Dinefwr Castle (above) was also mentioned, and they have white Park cattle there to this day, and to think of legends and all sorts happening on my doorstep is mind-blowing! So is the thought that these legends were in part collected by Lady Charlotte Guest and if the name rings a bell, it's because her husband was one of the Merthyr Ironmasters . . .
Which reminds me, how the people who built the house I live in (earliest written records date back to 1486, but we know they were living here in the 12th C, though not in this house, just on this site) claimed to be descended from Gwyddno Garanhir, who has his own history, and I shall tell you about it tomorrow, for he is part of legend too, and connected to Taliesin.
Friday, 18 April 2008

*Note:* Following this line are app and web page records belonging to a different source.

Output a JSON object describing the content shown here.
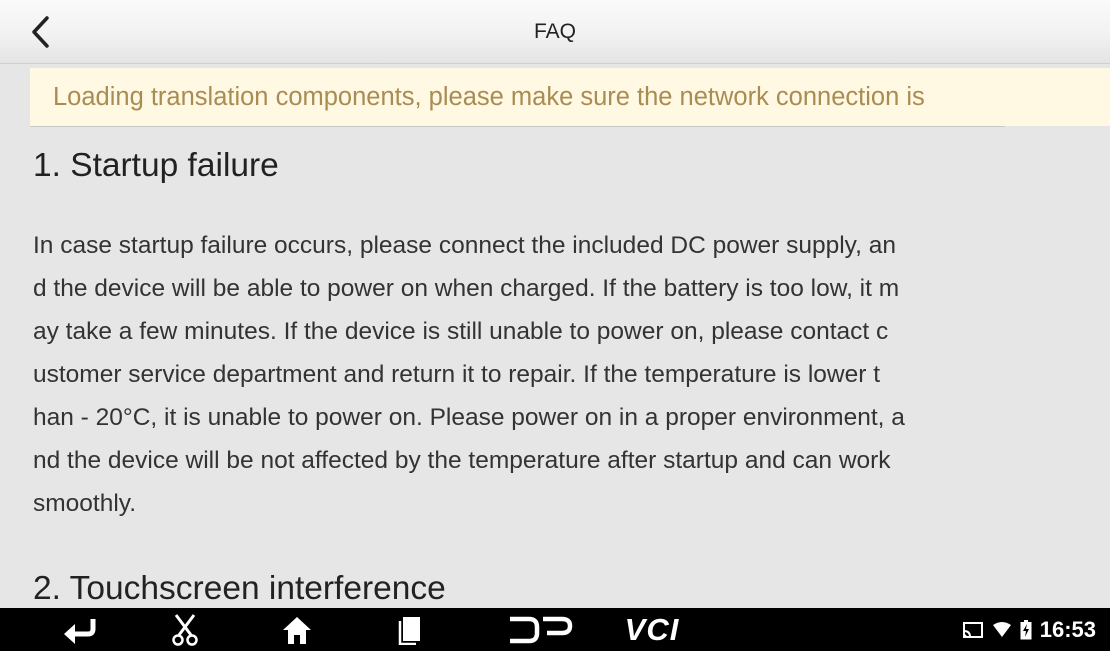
{
  "header": {
    "title": "FAQ",
    "back_icon": "chevron-left-icon"
  },
  "banner": {
    "text": "Loading translation components, please make sure the network connection is"
  },
  "sections": [
    {
      "heading": "1. Startup failure",
      "lines": [
        "In case startup failure occurs, please connect the included DC power supply, an",
        "d the device will be able to power on when charged. If the battery is too low, it m",
        "ay take a few minutes. If the device is still unable to power on, please contact c",
        "ustomer service department and return it to repair. If the temperature is lower t",
        "han - 20°C, it is unable to power on. Please power on in a proper environment, a",
        "nd the device will be not affected by the temperature after startup and can work",
        "smoothly."
      ]
    },
    {
      "heading": "2. Touchscreen interference"
    }
  ],
  "navbar": {
    "icons": [
      "back-arrow-icon",
      "scissors-icon",
      "home-icon",
      "recent-apps-icon",
      "dp-icon"
    ],
    "vci_label": "VCI",
    "status_icons": [
      "cast-icon",
      "wifi-icon",
      "battery-charging-icon"
    ],
    "time": "16:53"
  }
}
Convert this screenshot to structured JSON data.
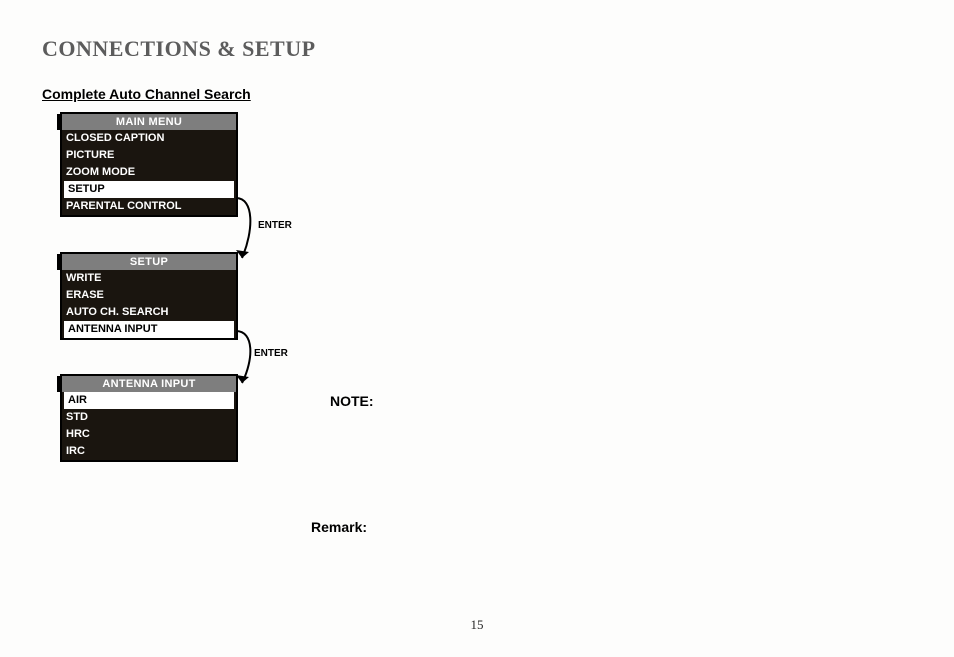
{
  "title": "CONNECTIONS & SETUP",
  "subheading": "Complete Auto Channel Search",
  "menus": {
    "main": {
      "header": "MAIN MENU",
      "items": [
        "CLOSED CAPTION",
        "PICTURE",
        "ZOOM MODE",
        "SETUP",
        "PARENTAL CONTROL"
      ],
      "highlightIndex": 3
    },
    "setup": {
      "header": "SETUP",
      "items": [
        "WRITE",
        "ERASE",
        "AUTO CH. SEARCH",
        "ANTENNA INPUT"
      ],
      "highlightIndex": 3
    },
    "antenna": {
      "header": "ANTENNA INPUT",
      "items": [
        "AIR",
        "STD",
        "HRC",
        "IRC"
      ],
      "highlightIndex": 0
    }
  },
  "labels": {
    "enter1": "ENTER",
    "enter2": "ENTER",
    "note": "NOTE:",
    "remark": "Remark:"
  },
  "pageNumber": "15"
}
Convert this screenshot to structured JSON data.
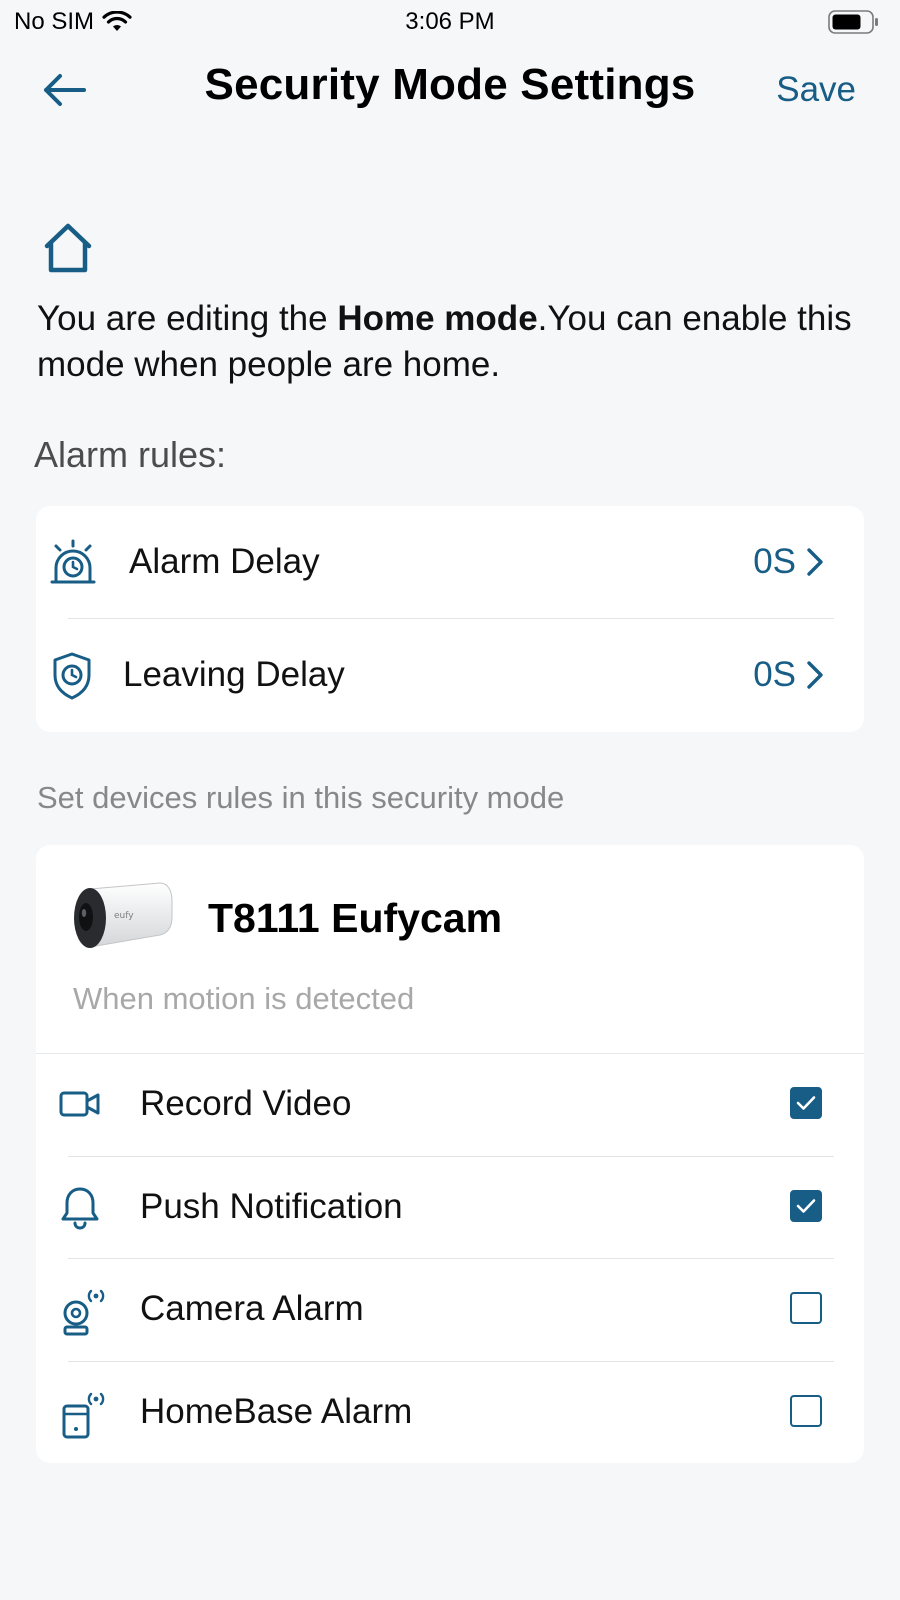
{
  "status_bar": {
    "carrier": "No SIM",
    "time": "3:06 PM"
  },
  "nav": {
    "title": "Security Mode Settings",
    "save_label": "Save"
  },
  "mode": {
    "icon": "home-icon",
    "text_prefix": "You are editing the ",
    "mode_name": "Home mode",
    "text_suffix": ".You can enable this mode when people are home."
  },
  "alarm_rules": {
    "title": "Alarm rules:",
    "items": [
      {
        "icon": "alarm-clock-icon",
        "label": "Alarm Delay",
        "value": "0S"
      },
      {
        "icon": "shield-clock-icon",
        "label": "Leaving Delay",
        "value": "0S"
      }
    ]
  },
  "devices_hint": "Set devices rules in this security mode",
  "device": {
    "name": "T8111 Eufycam",
    "trigger": "When motion is detected",
    "brand_mark": "eufy",
    "actions": [
      {
        "icon": "video-camera-icon",
        "label": "Record Video",
        "checked": true
      },
      {
        "icon": "bell-icon",
        "label": "Push Notification",
        "checked": true
      },
      {
        "icon": "camera-alarm-icon",
        "label": "Camera Alarm",
        "checked": false
      },
      {
        "icon": "homebase-alarm-icon",
        "label": "HomeBase Alarm",
        "checked": false
      }
    ]
  },
  "colors": {
    "accent": "#175d86",
    "background": "#f6f7f9",
    "card": "#ffffff"
  }
}
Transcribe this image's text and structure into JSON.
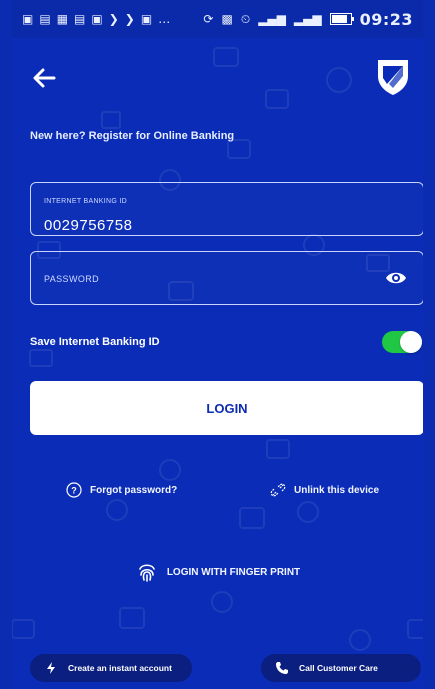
{
  "status_bar": {
    "time": "09:23",
    "battery_level": 0.85
  },
  "header": {
    "back_icon": "arrow-left-icon",
    "logo": "bank-shield-logo"
  },
  "register": {
    "text": "New here? Register for Online Banking"
  },
  "fields": {
    "banking_id": {
      "label": "INTERNET BANKING ID",
      "value": "0029756758"
    },
    "password": {
      "placeholder": "PASSWORD",
      "icon": "eye-icon"
    }
  },
  "save_toggle": {
    "label": "Save Internet Banking ID",
    "on": true,
    "color": "#20c744"
  },
  "login": {
    "label": "LOGIN"
  },
  "links": {
    "forgot": {
      "label": "Forgot password?",
      "icon": "question-circle-icon"
    },
    "unlink": {
      "label": "Unlink this device",
      "icon": "unlink-icon"
    }
  },
  "fingerprint": {
    "label": "LOGIN WITH FINGER PRINT",
    "icon": "fingerprint-icon"
  },
  "bottom": {
    "create_account": {
      "label": "Create an instant account",
      "icon": "bolt-icon"
    },
    "call_care": {
      "label": "Call Customer Care",
      "icon": "phone-icon"
    }
  },
  "colors": {
    "background": "#0a2cb6",
    "button_text": "#0b2bb0"
  }
}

I've done an awful lot of driving in the past week. First of all down to Dorset for the Forum meet-up last weekend. Then I'd only been back a day when I had to return our middle daughter to her University "oop North". We managed to get some photos of the countryside as we were driving along - you will forgive any which are a bit blurred. The scenery is amazing, and one of these years my husband and I will get that holiday in the Lake District we've always promised ourselves. It was only ever a stopping-off point when we were driving up to Scotland on holiday. Anyway - enjoy the views.
As you can see above, the weather was a little threatening on occasion!
A couple of hours further on - looking across to the fells of what used to be called Westmoreland. Then it all got lumped into "Cumbria".
Slightly blurred view, ditto!
A stretch of the drystone walls which proliferate up here. It is good to see that they are largely maintained. When you think of the man hours which they took to build - and there are 100s of miles of them.
Landscape on the top of the fells.
It's wild up here - raining sheets in the distance.
A general view.
I liked the "crankle" in this wall . . . Perhaps there had been a tree there in the past which they built around.